WORK TO COMPLETE
Report each line of the data that has "value" somewhere in it.

RECORDS FOR THE EXERCISE

----------------

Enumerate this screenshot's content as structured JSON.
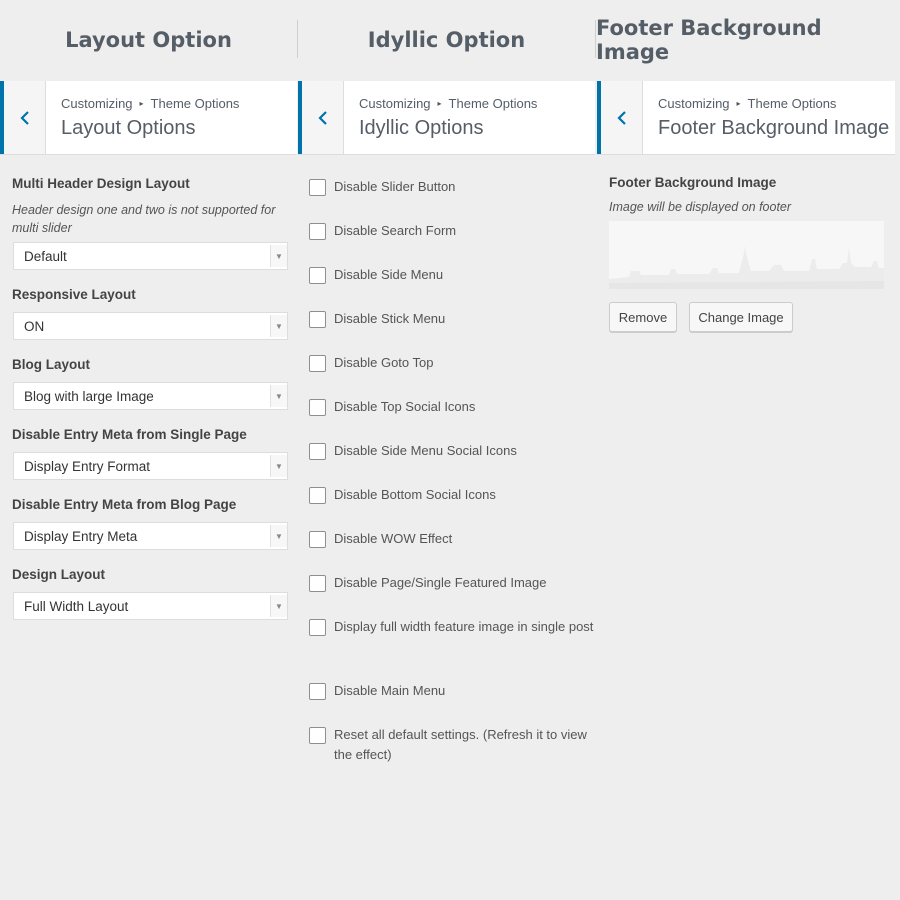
{
  "columns": [
    {
      "title": "Layout Option",
      "breadcrumb_root": "Customizing",
      "breadcrumb_section": "Theme Options",
      "panel_title": "Layout Options"
    },
    {
      "title": "Idyllic Option",
      "breadcrumb_root": "Customizing",
      "breadcrumb_section": "Theme Options",
      "panel_title": "Idyllic Options"
    },
    {
      "title": "Footer Background Image",
      "breadcrumb_root": "Customizing",
      "breadcrumb_section": "Theme Options",
      "panel_title": "Footer Background Image"
    }
  ],
  "layout_options": {
    "multi_header": {
      "label": "Multi Header Design Layout",
      "description": "Header design one and two is not supported for multi slider",
      "value": "Default"
    },
    "responsive": {
      "label": "Responsive Layout",
      "value": "ON"
    },
    "blog_layout": {
      "label": "Blog Layout",
      "value": "Blog with large Image"
    },
    "entry_meta_single": {
      "label": "Disable Entry Meta from Single Page",
      "value": "Display Entry Format"
    },
    "entry_meta_blog": {
      "label": "Disable Entry Meta from Blog Page",
      "value": "Display Entry Meta"
    },
    "design_layout": {
      "label": "Design Layout",
      "value": "Full Width Layout"
    }
  },
  "idyllic_options": {
    "checkboxes": [
      {
        "label": "Disable Slider Button",
        "checked": false
      },
      {
        "label": "Disable Search Form",
        "checked": false
      },
      {
        "label": "Disable Side Menu",
        "checked": false
      },
      {
        "label": "Disable Stick Menu",
        "checked": false
      },
      {
        "label": "Disable Goto Top",
        "checked": false
      },
      {
        "label": "Disable Top Social Icons",
        "checked": false
      },
      {
        "label": "Disable Side Menu Social Icons",
        "checked": false
      },
      {
        "label": "Disable Bottom Social Icons",
        "checked": false
      },
      {
        "label": "Disable WOW Effect",
        "checked": false
      },
      {
        "label": "Disable Page/Single Featured Image",
        "checked": false
      },
      {
        "label": "Display full width feature image in single post",
        "checked": false
      },
      {
        "label": "Disable Main Menu",
        "checked": false
      },
      {
        "label": "Reset all default settings. (Refresh it to view the effect)",
        "checked": false
      }
    ]
  },
  "footer_image": {
    "label": "Footer Background Image",
    "description": "Image will be displayed on footer",
    "remove_label": "Remove",
    "change_label": "Change Image"
  },
  "icons": {
    "back": "chevron-left-icon",
    "breadcrumb_separator": "triangle-right-icon",
    "select_arrow": "chevron-down-icon"
  },
  "colors": {
    "accent": "#0073aa",
    "background": "#eeeeee",
    "panel": "#ffffff"
  }
}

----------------

EXPECTED ANSWER
      "value": "Default"
      "value": "ON"
      "value": "Blog with large Image"
      "value": "Display Entry Format"
      "value": "Display Entry Meta"
      "value": "Full Width Layout"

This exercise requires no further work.